Tonight, student performers will take one last bow at Quadzilla before the grind of finals hits. The music festival, organized by Bowdoin Music Collective (BMC), will feature 10 student acts along with art projects by the Art Club and food provided by Residential Life.

Quadzilla is BMC’s biggest event and offers bands to showcase the fruits of a year’s practice. Despite its short history, it is considered a tradition among club members. 

“Since BMC has only been around for four years, our traditions are being formed as we go along. This is one of the ones we’re most excited about,” said Nate Joseph ’13, BMC co-president. 

Although Quadzilla immediately follows Ivies, the mood of the concert feels a little different to the students who attend. Dave Raskin ’13, co-president of BMC, believes this is because it is more focused on the art of the performances.

“People have described it to me as ‘hipster Ivies,’” said Raskin. “I think there is a degree of open-mindedness about this kind of outdoor celebration that’s not necessarily present at the Ivies concert.”

BMC expects a large student turnout, especially given the sunny weather forecast.

“We’ve generally seen consistently close to a couple hundred people out on the Brunswick Quad hanging out,” said Raskin. “There’s generally a pretty decent sized chunk of people right in front of the stage watching the acts.”

Even with such high attendance, the performers are not too worried about the event.

“Even though there tend to be a lot of people there, it’s still [not], I don’t think, the most high pressure environment, just because everyone’s hanging out and having a good time,” said Joseph.

Quadzilla comes at the time of the year when bands are beginning to crystallize their sound.

“This is always a fun time of the year because all the bands have really had a chance to work on their material,” Joseph said. “Oftentimes the Quadzilla set is the culmination of what bands have been working on all year.” 

The festival will include both cover songs and original songs with each band playing a 15-minute set. Some acts, like Ivies-opener Phar\os, and campus favorites like Suck my NESCAC and the NARPS are well established. For students who missed the Battle of the Bands performances, the two runner-ups, Treefarm and Circus, will be playing as well. 

Newer acts, many of which formed at the Build-A-Band Workshop held earlier this semester, will also perform. According to Tom Keefe ’14, one of next year’s BMC co-presidents, the bands are well prepared for their performances.

“We’ve all played before,” he said. “So, it’s not things that they haven’t seen. It’s really just practice, figuring out what set you want to play and making sure that you can play everything right.”

Students can expect to hear an array of different music styles. The acts range from folk to pop to electronic. 

“Not since my freshman spring have I seen so many bands active on campus,” said Raskin.

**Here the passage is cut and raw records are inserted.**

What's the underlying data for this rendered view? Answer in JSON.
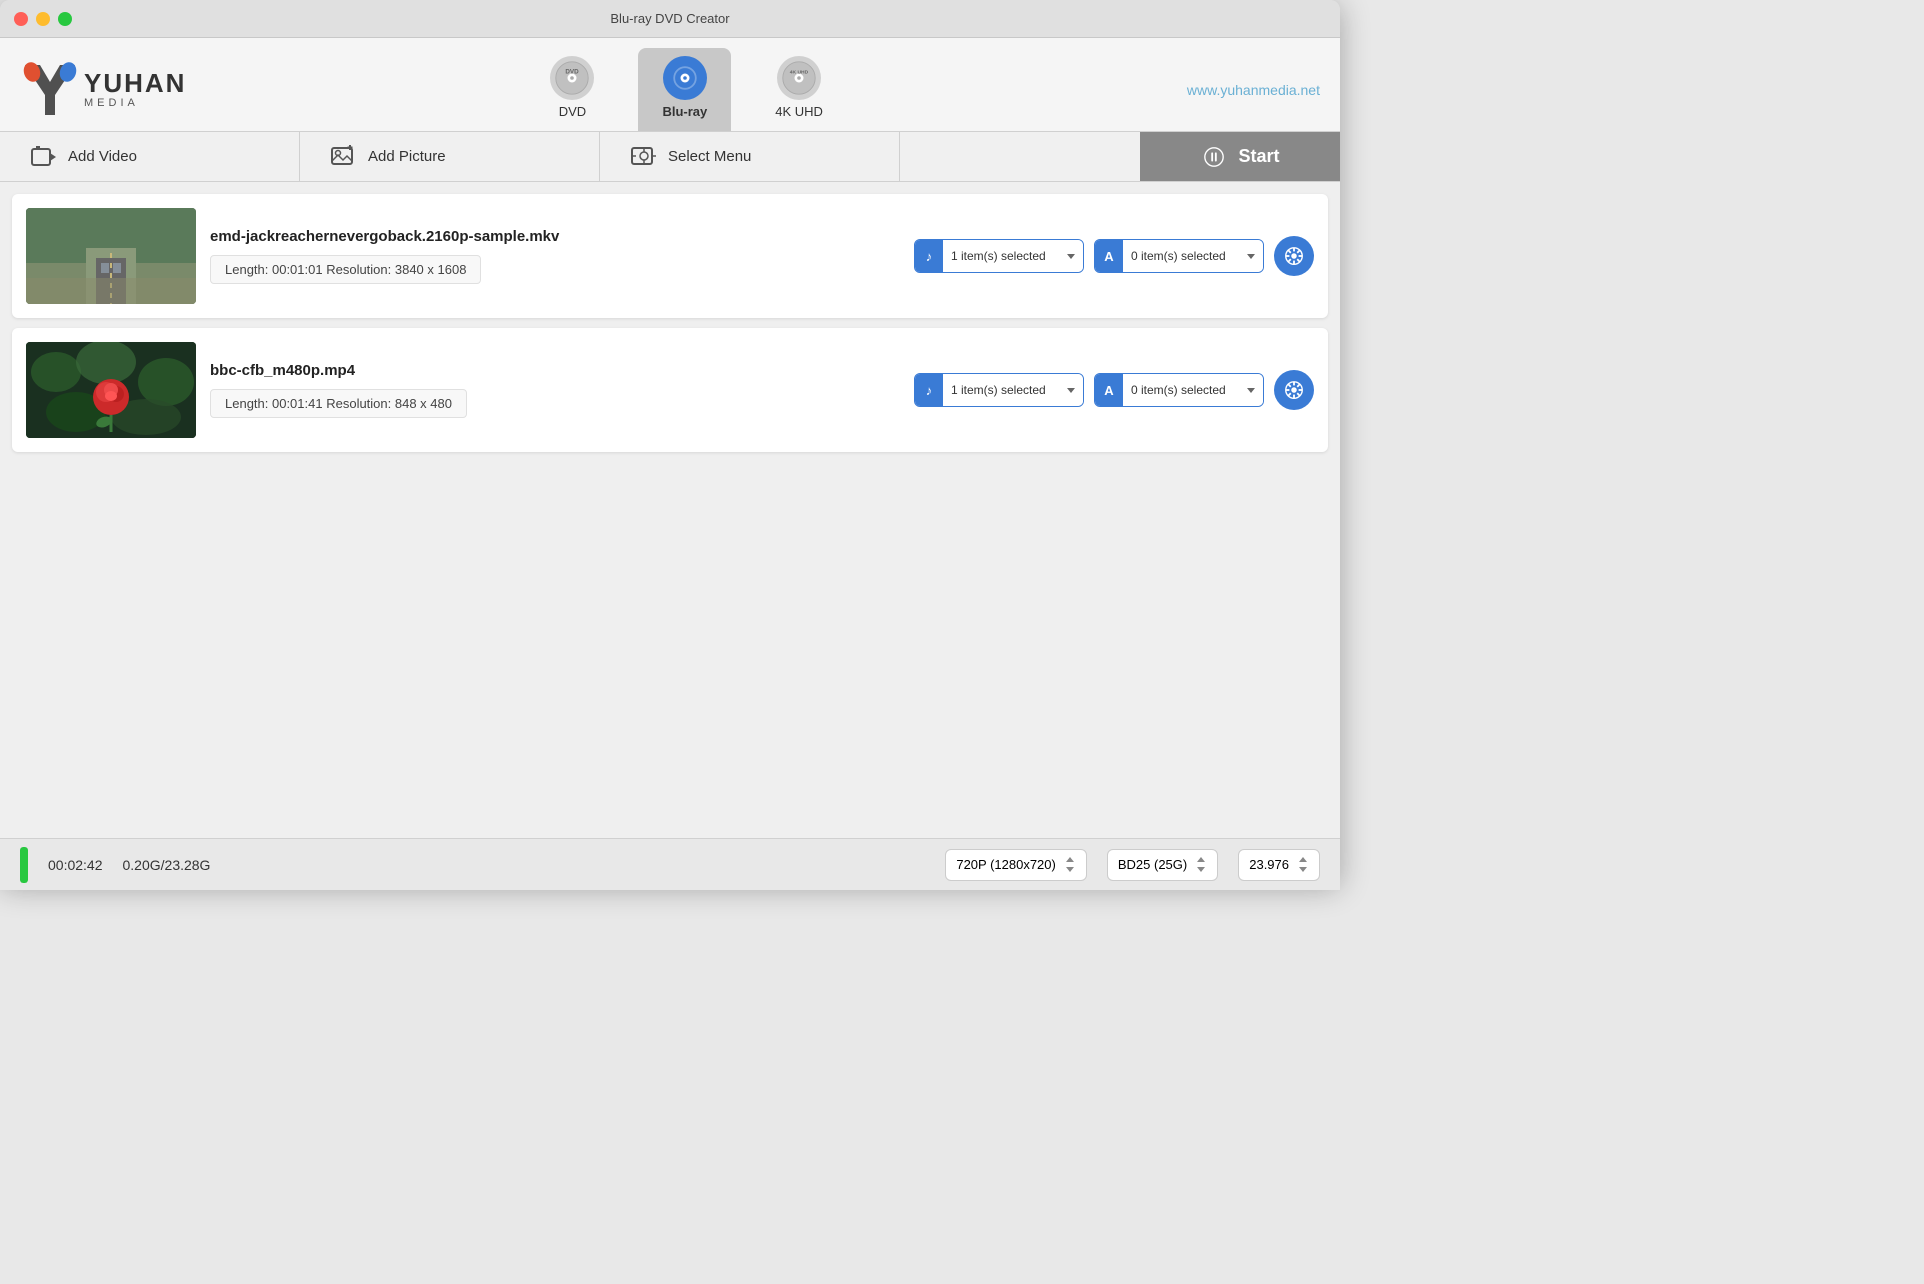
{
  "window": {
    "title": "Blu-ray DVD Creator"
  },
  "header": {
    "logo": {
      "name_top": "YUHAN",
      "name_bottom": "MEDIA"
    },
    "website": "www.yuhanmedia.net",
    "format_tabs": [
      {
        "id": "dvd",
        "label": "DVD",
        "active": false
      },
      {
        "id": "bluray",
        "label": "Blu-ray",
        "active": true
      },
      {
        "id": "4kuhd",
        "label": "4K UHD",
        "active": false
      }
    ]
  },
  "toolbar": {
    "add_video_label": "Add Video",
    "add_picture_label": "Add Picture",
    "select_menu_label": "Select Menu",
    "start_label": "Start"
  },
  "videos": [
    {
      "name": "emd-jackreachernevergoback.2160p-sample.mkv",
      "length": "Length: 00:01:01",
      "resolution": "Resolution: 3840 x 1608",
      "audio_selected": "1 item(s) selected",
      "subtitle_selected": "0 item(s) selected"
    },
    {
      "name": "bbc-cfb_m480p.mp4",
      "length": "Length: 00:01:41",
      "resolution": "Resolution: 848 x 480",
      "audio_selected": "1 item(s) selected",
      "subtitle_selected": "0 item(s) selected"
    }
  ],
  "status_bar": {
    "time": "00:02:42",
    "size": "0.20G/23.28G",
    "resolution_option": "720P (1280x720)",
    "disc_option": "BD25 (25G)",
    "fps_option": "23.976"
  },
  "icons": {
    "audio_badge": "♪",
    "subtitle_badge": "A"
  }
}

Quadzilla has always been an event that takes more planning and coordination than the other more informal events throughout the year. Compared to past Quadzillas, BMC has made the event bigger by collaborating with the Art Club to provide fun art projects.

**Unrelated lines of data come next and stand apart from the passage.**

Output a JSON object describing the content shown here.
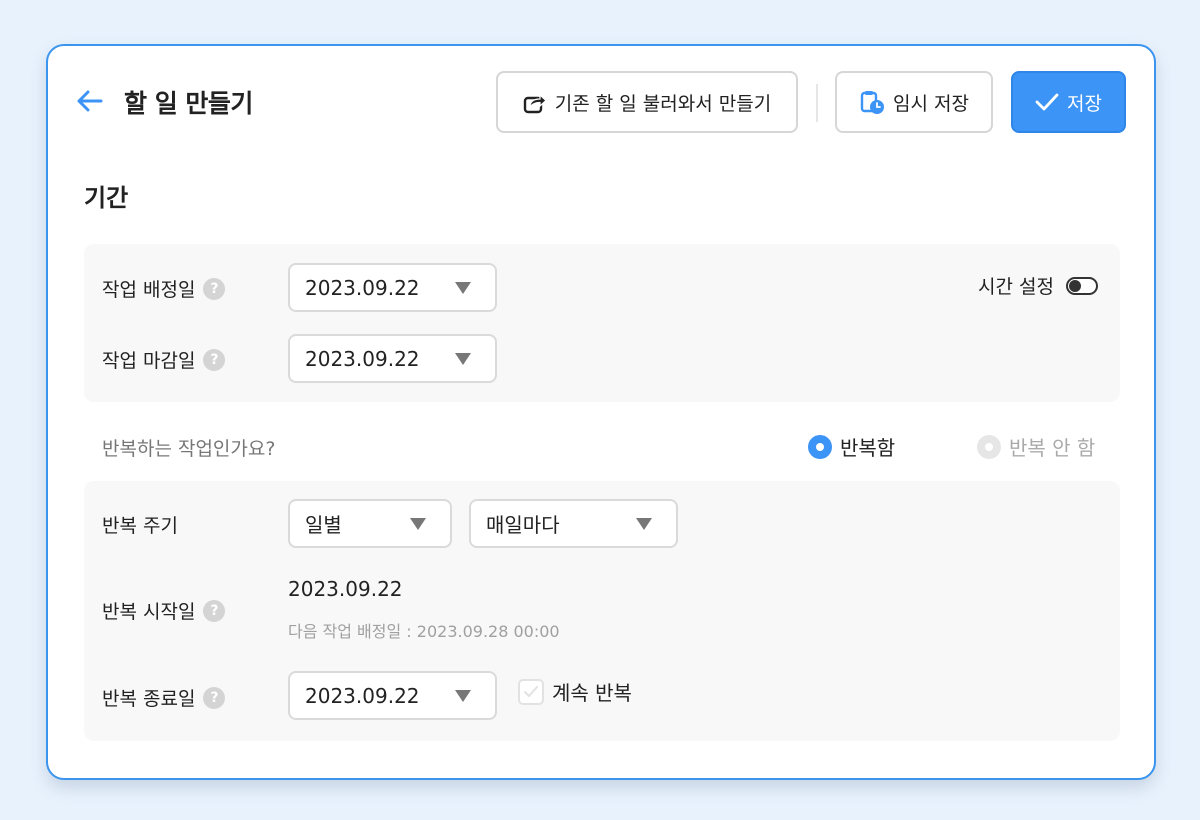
{
  "header": {
    "title": "할 일 만들기",
    "load_button": "기존 할 일 불러와서 만들기",
    "draft_button": "임시 저장",
    "save_button": "저장"
  },
  "period": {
    "section_title": "기간",
    "assign_label": "작업 배정일",
    "assign_date": "2023.09.22",
    "due_label": "작업 마감일",
    "due_date": "2023.09.22",
    "time_setting_label": "시간 설정",
    "time_setting_on": false
  },
  "repeat": {
    "question": "반복하는 작업인가요?",
    "option_yes": "반복함",
    "option_no": "반복 안 함",
    "selected": "반복함",
    "cycle_label": "반복 주기",
    "cycle_unit": "일별",
    "cycle_frequency": "매일마다",
    "start_label": "반복 시작일",
    "start_date": "2023.09.22",
    "next_assign_note": "다음 작업 배정일 : 2023.09.28 00:00",
    "end_label": "반복 종료일",
    "end_date": "2023.09.22",
    "continuous_label": "계속 반복",
    "continuous_checked": false
  },
  "icons": {
    "back": "arrow-left-icon",
    "load": "share-arrow-icon",
    "draft": "clipboard-clock-icon",
    "save": "check-icon",
    "help": "question-mark-icon"
  },
  "colors": {
    "accent": "#3b94f6",
    "background": "#e8f2fd",
    "panel": "#f8f8f8"
  }
}
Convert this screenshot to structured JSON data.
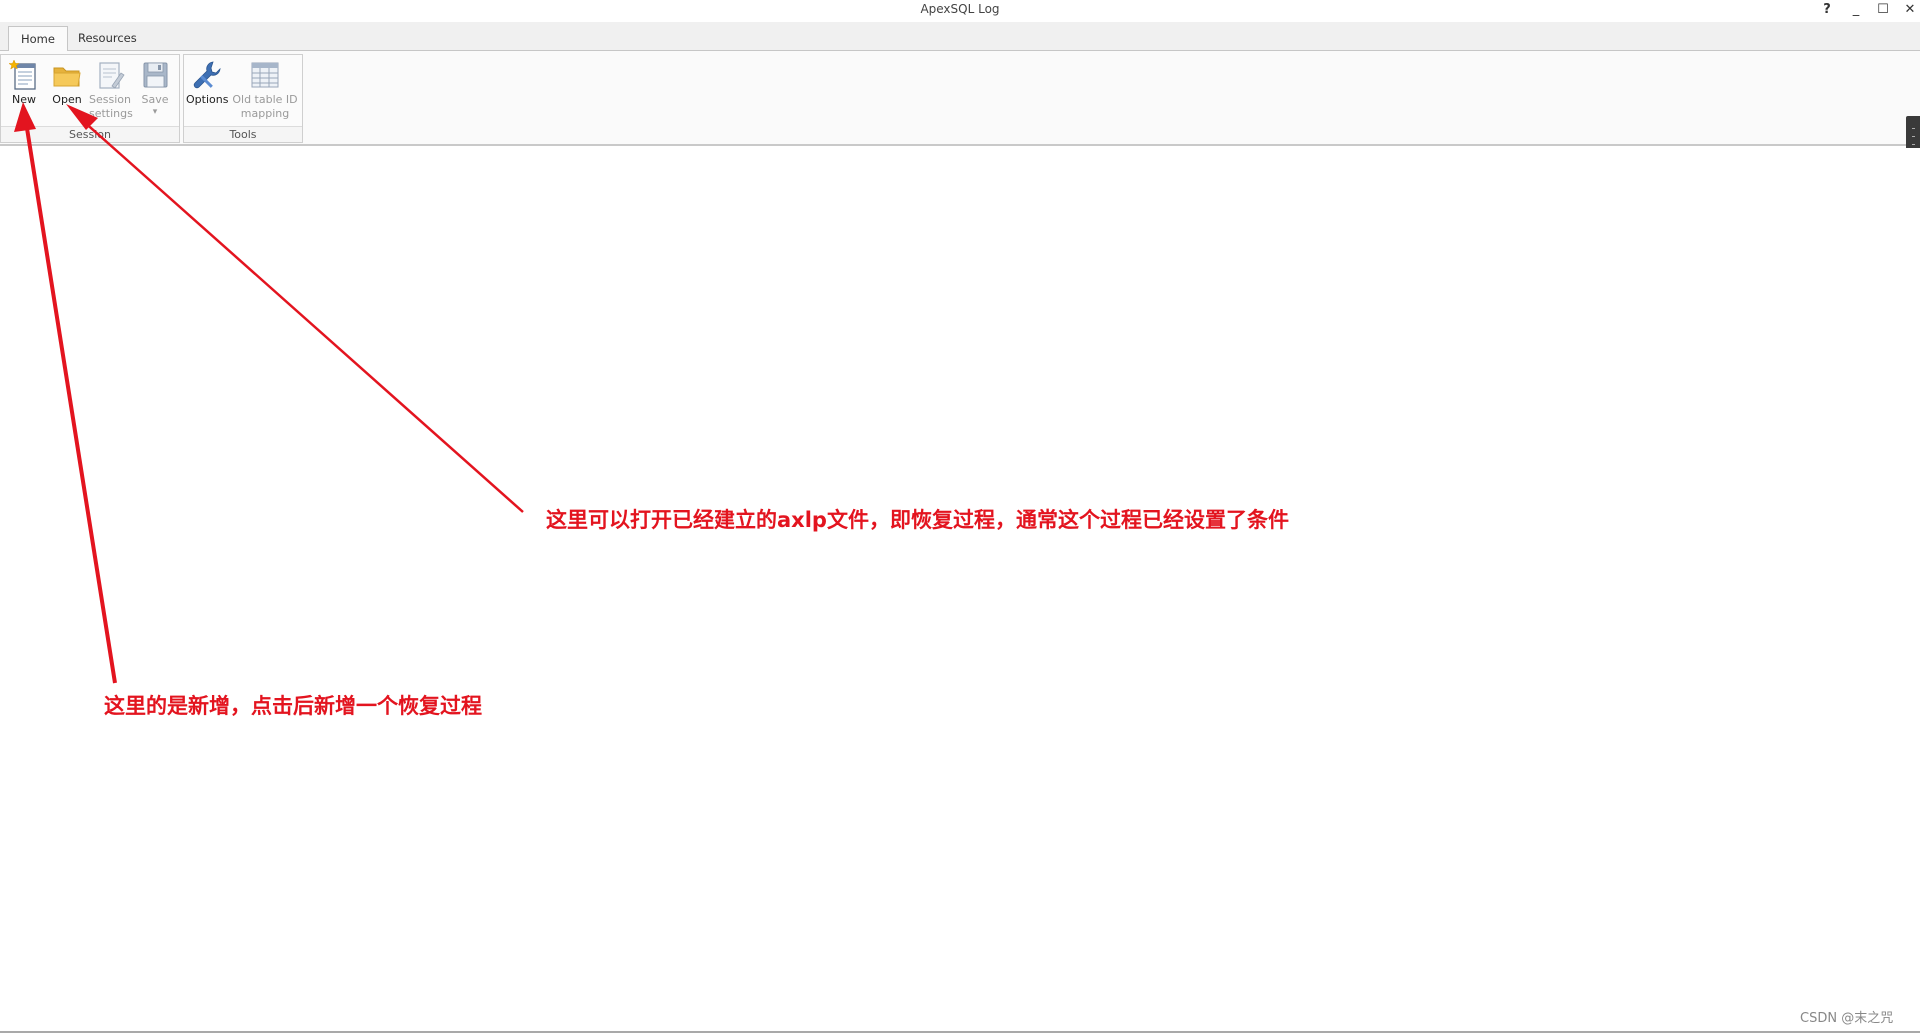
{
  "window": {
    "title": "ApexSQL Log",
    "controls": {
      "help": "?",
      "minimize": "_",
      "maximize": "☐",
      "close": "✕"
    }
  },
  "tabs": [
    {
      "label": "Home",
      "active": true
    },
    {
      "label": "Resources",
      "active": false
    }
  ],
  "ribbon": {
    "session_group": {
      "label": "Session",
      "buttons": {
        "new": {
          "label": "New",
          "icon": "new-document-icon",
          "enabled": true
        },
        "open": {
          "label": "Open",
          "icon": "folder-icon",
          "enabled": true
        },
        "session_settings": {
          "label_line1": "Session",
          "label_line2": "settings",
          "icon": "session-settings-icon",
          "enabled": false
        },
        "save": {
          "label": "Save",
          "dropdown": "▾",
          "icon": "floppy-disk-icon",
          "enabled": false
        }
      }
    },
    "tools_group": {
      "label": "Tools",
      "buttons": {
        "options": {
          "label": "Options",
          "icon": "wrench-icon",
          "enabled": true
        },
        "old_table_id_mapping": {
          "label_line1": "Old table ID",
          "label_line2": "mapping",
          "icon": "table-grid-icon",
          "enabled": false
        }
      }
    }
  },
  "annotations": {
    "open_note": "这里可以打开已经建立的axlp文件，即恢复过程，通常这个过程已经设置了条件",
    "new_note": "这里的是新增，点击后新增一个恢复过程",
    "color": "#e3141f"
  },
  "watermark": "CSDN @末之咒"
}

“In addition to a collaborative art project, we’re going to have art club members there painting faces and bodies to kind of let the art move around the space, so to speak,” said Raskin. “I like to think that it will be the same thing but smoother, maybe a bit more incorporated.”

For outgoing co-presidents Joseph and Raskin, planning for this event has been a way to slowly hand over responsibility to incoming co-presidents Keefe and Sam Roberts ’14.

“As the year’s gone on I’ve been having to do less and less because members of the BMC have been doing more and more,” said Raskin. “It’s less stressful than other previous events.”

Although BMC has been a huge part of his Bowdoin experience, Joseph said he is confident that he and Raskin are leaving the organization in good hands.

“I’m really happy to see that the club is still running strong, and I think next year’s presidents will do a great job continuing what we’ve built,” he said.